Stored data:
◆ ◆ ◆ ◆ ◆ ◆ ◆
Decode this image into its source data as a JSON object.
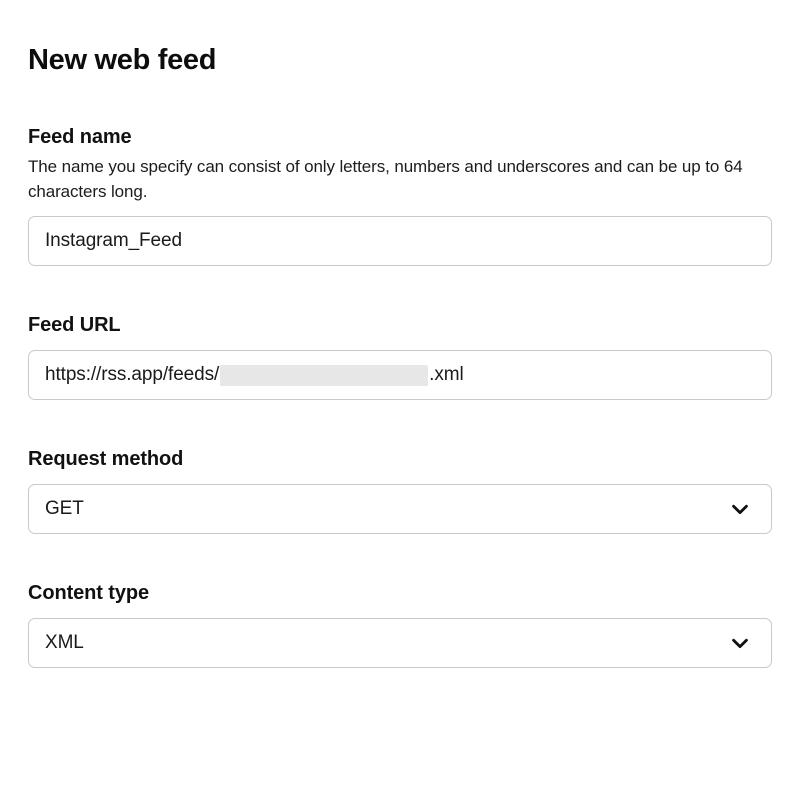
{
  "page": {
    "title": "New web feed",
    "background_color": "#ffffff",
    "text_color": "#111111",
    "border_color": "#c9c9c9",
    "redaction_color": "#e7e7e8"
  },
  "form": {
    "feed_name": {
      "label": "Feed name",
      "help": "The name you specify can consist of only letters, numbers and underscores and can be up to 64 characters long.",
      "value": "Instagram_Feed",
      "placeholder": "Feed name"
    },
    "feed_url": {
      "label": "Feed URL",
      "value_prefix": "https://rss.app/feeds/",
      "value_redacted": true,
      "value_suffix": ".xml",
      "placeholder": "Feed URL"
    },
    "request_method": {
      "label": "Request method",
      "value": "GET",
      "icon": "chevron-down-icon"
    },
    "content_type": {
      "label": "Content type",
      "value": "XML",
      "icon": "chevron-down-icon"
    }
  }
}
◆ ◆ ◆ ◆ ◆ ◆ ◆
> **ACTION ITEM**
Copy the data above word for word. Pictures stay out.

> **TASK RESPONSE**
Decode this image into its source data as a JSON object.
{
  "page": {
    "title": "New web feed",
    "background_color": "#ffffff",
    "text_color": "#111111",
    "border_color": "#c9c9c9",
    "redaction_color": "#e7e7e8"
  },
  "form": {
    "feed_name": {
      "label": "Feed name",
      "help": "The name you specify can consist of only letters, numbers and underscores and can be up to 64 characters long.",
      "value": "Instagram_Feed",
      "placeholder": "Feed name"
    },
    "feed_url": {
      "label": "Feed URL",
      "value_prefix": "https://rss.app/feeds/",
      "value_redacted": true,
      "value_suffix": ".xml",
      "placeholder": "Feed URL"
    },
    "request_method": {
      "label": "Request method",
      "value": "GET",
      "icon": "chevron-down-icon"
    },
    "content_type": {
      "label": "Content type",
      "value": "XML",
      "icon": "chevron-down-icon"
    }
  }
}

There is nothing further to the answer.